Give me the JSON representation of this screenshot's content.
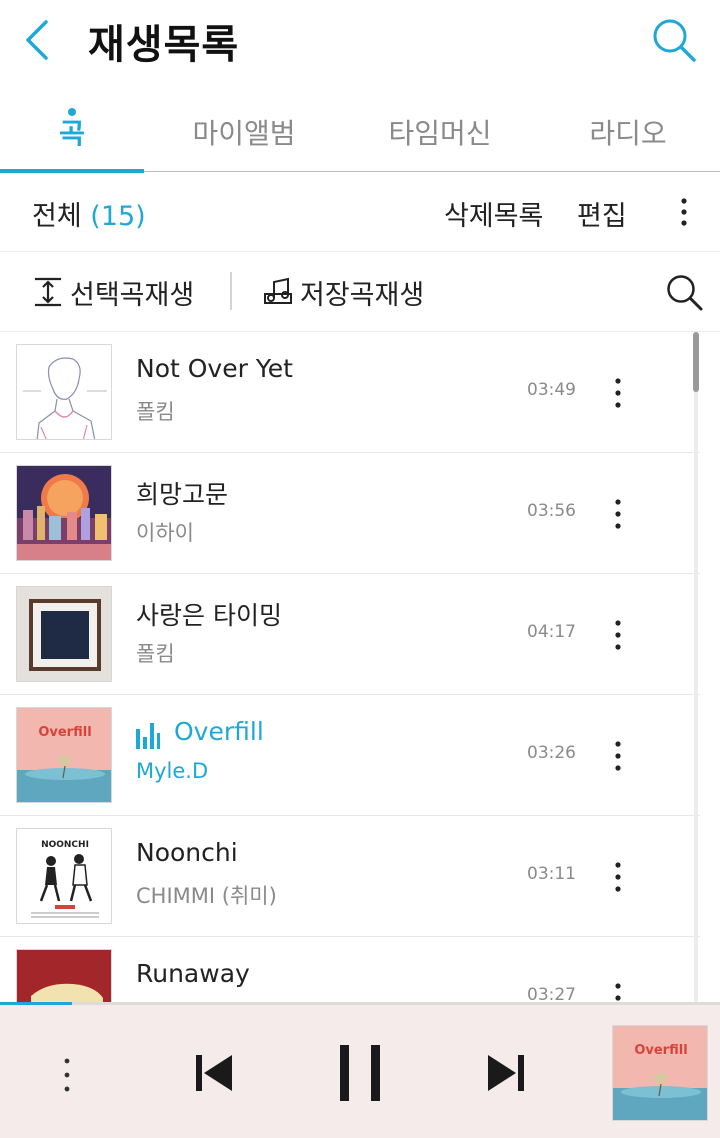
{
  "header": {
    "title": "재생목록",
    "back_icon": "chevron-left-icon",
    "search_icon": "search-icon"
  },
  "tabs": [
    {
      "label": "곡",
      "active": true
    },
    {
      "label": "마이앨범",
      "active": false
    },
    {
      "label": "타임머신",
      "active": false
    },
    {
      "label": "라디오",
      "active": false
    }
  ],
  "toolbar": {
    "all_label": "전체",
    "count": "(15)",
    "deleted_label": "삭제목록",
    "edit_label": "편집"
  },
  "actions": {
    "select_play_label": "선택곡재생",
    "saved_play_label": "저장곡재생"
  },
  "songs": [
    {
      "title": "Not Over Yet",
      "artist": "폴킴",
      "duration": "03:49",
      "playing": false
    },
    {
      "title": "희망고문",
      "artist": "이하이",
      "duration": "03:56",
      "playing": false
    },
    {
      "title": "사랑은 타이밍",
      "artist": "폴킴",
      "duration": "04:17",
      "playing": false
    },
    {
      "title": "Overfill",
      "artist": "Myle.D",
      "duration": "03:26",
      "playing": true
    },
    {
      "title": "Noonchi",
      "artist": "CHIMMI (취미)",
      "duration": "03:11",
      "playing": false
    },
    {
      "title": "Runaway",
      "artist": "",
      "duration": "03:27",
      "playing": false
    }
  ],
  "album_text": {
    "overfill": "Overfill",
    "noonchi": "NOONCHI"
  },
  "player": {
    "progress": 0.1,
    "state": "playing"
  },
  "colors": {
    "accent": "#1ea8d8",
    "player_bg": "#f6ebeb"
  }
}
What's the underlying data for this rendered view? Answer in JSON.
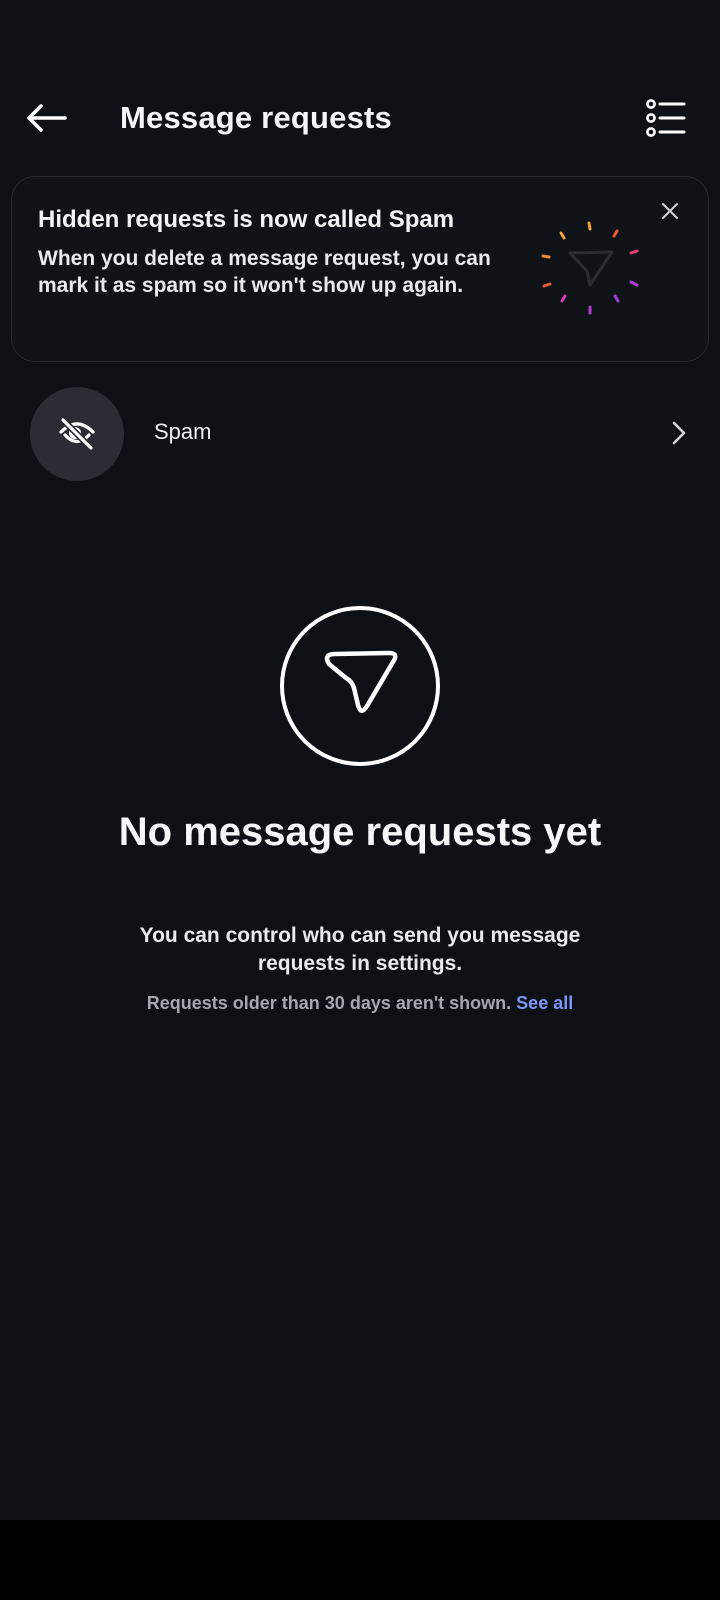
{
  "header": {
    "title": "Message requests",
    "back_icon": "arrow-left-icon",
    "list_icon": "list-options-icon"
  },
  "banner": {
    "title": "Hidden requests is now called Spam",
    "body": "When you delete a message request, you can mark it as spam so it won't show up again.",
    "close_icon": "close-icon",
    "art_icon": "send-burst-icon"
  },
  "spam": {
    "label": "Spam",
    "icon": "eye-slash-icon",
    "chevron_icon": "chevron-right-icon"
  },
  "empty_state": {
    "icon": "send-circle-icon",
    "title": "No message requests yet",
    "subtitle": "You can control who can send you message requests in settings.",
    "note": "Requests older than 30 days aren't shown.",
    "link": "See all"
  },
  "colors": {
    "background": "#0d1015",
    "link": "#7f95f6",
    "muted_text": "#a3a7af",
    "avatar_bg": "#2a2d33"
  }
}
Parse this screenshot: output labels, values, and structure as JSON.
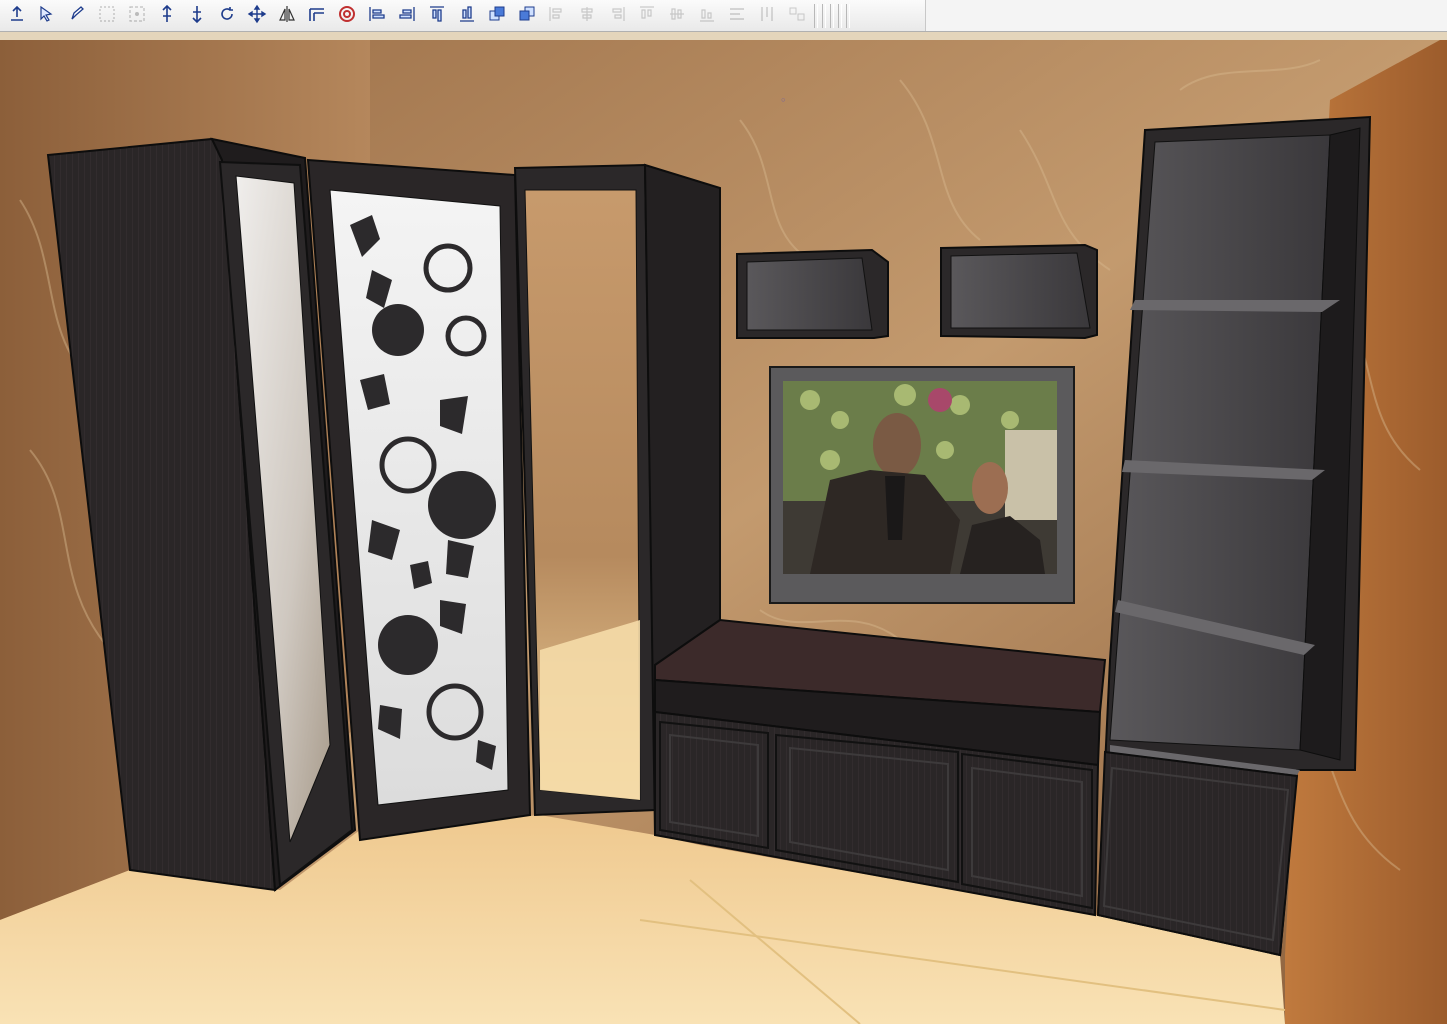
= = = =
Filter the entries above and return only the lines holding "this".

*The completed task*.
Give me the JSON representation of this screenshot's content.
What's the underlying data for this rendered view? Answer in JSON.
Parse this screenshot: output labels, values, and structure as JSON.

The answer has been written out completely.